What to produce: Every entry is to be returned verbatim.

Data items:
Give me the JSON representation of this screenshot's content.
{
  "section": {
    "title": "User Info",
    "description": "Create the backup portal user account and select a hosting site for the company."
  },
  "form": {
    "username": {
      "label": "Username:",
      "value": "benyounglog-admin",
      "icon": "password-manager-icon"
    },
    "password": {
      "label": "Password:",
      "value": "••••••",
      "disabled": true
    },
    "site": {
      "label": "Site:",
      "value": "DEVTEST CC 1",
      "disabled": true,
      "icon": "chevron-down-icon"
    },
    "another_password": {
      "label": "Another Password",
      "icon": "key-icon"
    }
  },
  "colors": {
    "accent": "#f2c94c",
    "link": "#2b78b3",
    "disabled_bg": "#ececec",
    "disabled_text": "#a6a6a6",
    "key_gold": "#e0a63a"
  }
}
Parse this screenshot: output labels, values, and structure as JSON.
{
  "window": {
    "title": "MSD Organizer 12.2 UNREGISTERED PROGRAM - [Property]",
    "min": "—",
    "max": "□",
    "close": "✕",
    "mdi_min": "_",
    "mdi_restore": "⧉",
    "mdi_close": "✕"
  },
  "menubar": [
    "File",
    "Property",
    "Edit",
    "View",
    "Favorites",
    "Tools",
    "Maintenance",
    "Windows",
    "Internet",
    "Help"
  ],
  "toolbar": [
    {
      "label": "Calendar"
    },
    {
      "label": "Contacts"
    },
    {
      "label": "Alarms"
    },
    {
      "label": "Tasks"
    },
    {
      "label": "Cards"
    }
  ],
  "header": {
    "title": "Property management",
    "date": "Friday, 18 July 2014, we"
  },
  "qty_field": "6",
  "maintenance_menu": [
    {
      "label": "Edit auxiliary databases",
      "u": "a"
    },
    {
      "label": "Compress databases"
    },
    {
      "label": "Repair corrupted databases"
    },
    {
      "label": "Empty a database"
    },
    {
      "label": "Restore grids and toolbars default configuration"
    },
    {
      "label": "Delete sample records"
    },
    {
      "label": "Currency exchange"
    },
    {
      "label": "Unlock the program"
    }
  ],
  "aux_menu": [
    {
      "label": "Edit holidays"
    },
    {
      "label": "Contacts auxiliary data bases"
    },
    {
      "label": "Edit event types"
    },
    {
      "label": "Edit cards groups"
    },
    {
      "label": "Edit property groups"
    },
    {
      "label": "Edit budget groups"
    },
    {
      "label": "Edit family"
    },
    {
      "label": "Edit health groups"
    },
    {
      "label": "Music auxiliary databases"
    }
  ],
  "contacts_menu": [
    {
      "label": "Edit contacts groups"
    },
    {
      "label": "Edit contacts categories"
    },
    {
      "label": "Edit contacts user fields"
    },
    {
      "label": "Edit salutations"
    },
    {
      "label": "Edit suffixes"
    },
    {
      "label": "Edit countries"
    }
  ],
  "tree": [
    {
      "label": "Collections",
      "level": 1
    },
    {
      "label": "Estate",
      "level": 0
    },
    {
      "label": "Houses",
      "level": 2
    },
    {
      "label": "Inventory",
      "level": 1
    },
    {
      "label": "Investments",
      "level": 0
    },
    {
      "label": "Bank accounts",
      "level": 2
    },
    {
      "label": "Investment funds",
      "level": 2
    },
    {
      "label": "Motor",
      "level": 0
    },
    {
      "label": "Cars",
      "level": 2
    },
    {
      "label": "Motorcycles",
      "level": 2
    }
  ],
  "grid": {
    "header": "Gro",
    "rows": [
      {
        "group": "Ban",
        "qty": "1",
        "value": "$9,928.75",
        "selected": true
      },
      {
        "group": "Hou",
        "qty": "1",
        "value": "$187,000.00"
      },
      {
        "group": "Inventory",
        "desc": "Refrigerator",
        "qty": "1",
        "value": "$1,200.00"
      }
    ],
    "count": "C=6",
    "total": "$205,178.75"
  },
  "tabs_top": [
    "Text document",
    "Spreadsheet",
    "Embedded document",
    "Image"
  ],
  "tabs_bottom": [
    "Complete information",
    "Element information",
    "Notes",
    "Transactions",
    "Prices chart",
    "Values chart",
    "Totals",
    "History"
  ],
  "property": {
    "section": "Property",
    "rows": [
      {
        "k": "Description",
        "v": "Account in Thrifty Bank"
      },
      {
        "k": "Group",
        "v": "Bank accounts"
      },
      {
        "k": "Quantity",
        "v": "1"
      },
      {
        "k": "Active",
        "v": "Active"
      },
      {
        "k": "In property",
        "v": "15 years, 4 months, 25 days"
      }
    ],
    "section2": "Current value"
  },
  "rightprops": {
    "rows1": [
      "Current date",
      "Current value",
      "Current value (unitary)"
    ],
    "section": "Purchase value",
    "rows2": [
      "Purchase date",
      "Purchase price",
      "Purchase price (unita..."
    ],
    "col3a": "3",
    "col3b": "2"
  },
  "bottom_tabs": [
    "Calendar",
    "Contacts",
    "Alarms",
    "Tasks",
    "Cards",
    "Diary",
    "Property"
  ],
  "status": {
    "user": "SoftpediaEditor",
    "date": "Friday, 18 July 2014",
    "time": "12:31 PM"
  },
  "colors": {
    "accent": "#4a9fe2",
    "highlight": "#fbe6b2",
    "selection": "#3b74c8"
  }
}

Exercise result:
Give me the JSON representation of this screenshot's content.
{
  "section": {
    "title": "User Info",
    "description": "Create the backup portal user account and select a hosting site for the company."
  },
  "form": {
    "username": {
      "label": "Username:",
      "value": "benyounglog-admin",
      "icon": "password-manager-icon"
    },
    "password": {
      "label": "Password:",
      "value": "••••••",
      "disabled": true
    },
    "site": {
      "label": "Site:",
      "value": "DEVTEST CC 1",
      "disabled": true,
      "icon": "chevron-down-icon"
    },
    "another_password": {
      "label": "Another Password",
      "icon": "key-icon"
    }
  },
  "colors": {
    "accent": "#f2c94c",
    "link": "#2b78b3",
    "disabled_bg": "#ececec",
    "disabled_text": "#a6a6a6",
    "key_gold": "#e0a63a"
  }
}
Parse this screenshot: output labels, values, and structure as JSON.
{
  "window": {
    "title": "MSD Organizer 12.2 UNREGISTERED PROGRAM - [Property]",
    "min": "—",
    "max": "□",
    "close": "✕",
    "mdi_min": "_",
    "mdi_restore": "⧉",
    "mdi_close": "✕"
  },
  "menubar": [
    "File",
    "Property",
    "Edit",
    "View",
    "Favorites",
    "Tools",
    "Maintenance",
    "Windows",
    "Internet",
    "Help"
  ],
  "toolbar": [
    {
      "label": "Calendar"
    },
    {
      "label": "Contacts"
    },
    {
      "label": "Alarms"
    },
    {
      "label": "Tasks"
    },
    {
      "label": "Cards"
    }
  ],
  "header": {
    "title": "Property management",
    "date": "Friday, 18 July 2014, we"
  },
  "qty_field": "6",
  "maintenance_menu": [
    {
      "label": "Edit auxiliary databases",
      "u": "a"
    },
    {
      "label": "Compress databases"
    },
    {
      "label": "Repair corrupted databases"
    },
    {
      "label": "Empty a database"
    },
    {
      "label": "Restore grids and toolbars default configuration"
    },
    {
      "label": "Delete sample records"
    },
    {
      "label": "Currency exchange"
    },
    {
      "label": "Unlock the program"
    }
  ],
  "aux_menu": [
    {
      "label": "Edit holidays"
    },
    {
      "label": "Contacts auxiliary data bases"
    },
    {
      "label": "Edit event types"
    },
    {
      "label": "Edit cards groups"
    },
    {
      "label": "Edit property groups"
    },
    {
      "label": "Edit budget groups"
    },
    {
      "label": "Edit family"
    },
    {
      "label": "Edit health groups"
    },
    {
      "label": "Music auxiliary databases"
    }
  ],
  "contacts_menu": [
    {
      "label": "Edit contacts groups"
    },
    {
      "label": "Edit contacts categories"
    },
    {
      "label": "Edit contacts user fields"
    },
    {
      "label": "Edit salutations"
    },
    {
      "label": "Edit suffixes"
    },
    {
      "label": "Edit countries"
    }
  ],
  "tree": [
    {
      "label": "Collections",
      "level": 1
    },
    {
      "label": "Estate",
      "level": 0
    },
    {
      "label": "Houses",
      "level": 2
    },
    {
      "label": "Inventory",
      "level": 1
    },
    {
      "label": "Investments",
      "level": 0
    },
    {
      "label": "Bank accounts",
      "level": 2
    },
    {
      "label": "Investment funds",
      "level": 2
    },
    {
      "label": "Motor",
      "level": 0
    },
    {
      "label": "Cars",
      "level": 2
    },
    {
      "label": "Motorcycles",
      "level": 2
    }
  ],
  "grid": {
    "header": "Gro",
    "rows": [
      {
        "group": "Ban",
        "qty": "1",
        "value": "$9,928.75",
        "selected": true
      },
      {
        "group": "Hou",
        "qty": "1",
        "value": "$187,000.00"
      },
      {
        "group": "Inventory",
        "desc": "Refrigerator",
        "qty": "1",
        "value": "$1,200.00"
      }
    ],
    "count": "C=6",
    "total": "$205,178.75"
  },
  "tabs_top": [
    "Text document",
    "Spreadsheet",
    "Embedded document",
    "Image"
  ],
  "tabs_bottom": [
    "Complete information",
    "Element information",
    "Notes",
    "Transactions",
    "Prices chart",
    "Values chart",
    "Totals",
    "History"
  ],
  "property": {
    "section": "Property",
    "rows": [
      {
        "k": "Description",
        "v": "Account in Thrifty Bank"
      },
      {
        "k": "Group",
        "v": "Bank accounts"
      },
      {
        "k": "Quantity",
        "v": "1"
      },
      {
        "k": "Active",
        "v": "Active"
      },
      {
        "k": "In property",
        "v": "15 years, 4 months, 25 days"
      }
    ],
    "section2": "Current value"
  },
  "rightprops": {
    "rows1": [
      "Current date",
      "Current value",
      "Current value (unitary)"
    ],
    "section": "Purchase value",
    "rows2": [
      "Purchase date",
      "Purchase price",
      "Purchase price (unita..."
    ],
    "col3a": "3",
    "col3b": "2"
  },
  "bottom_tabs": [
    "Calendar",
    "Contacts",
    "Alarms",
    "Tasks",
    "Cards",
    "Diary",
    "Property"
  ],
  "status": {
    "user": "SoftpediaEditor",
    "date": "Friday, 18 July 2014",
    "time": "12:31 PM"
  },
  "colors": {
    "accent": "#4a9fe2",
    "highlight": "#fbe6b2",
    "selection": "#3b74c8"
  }
}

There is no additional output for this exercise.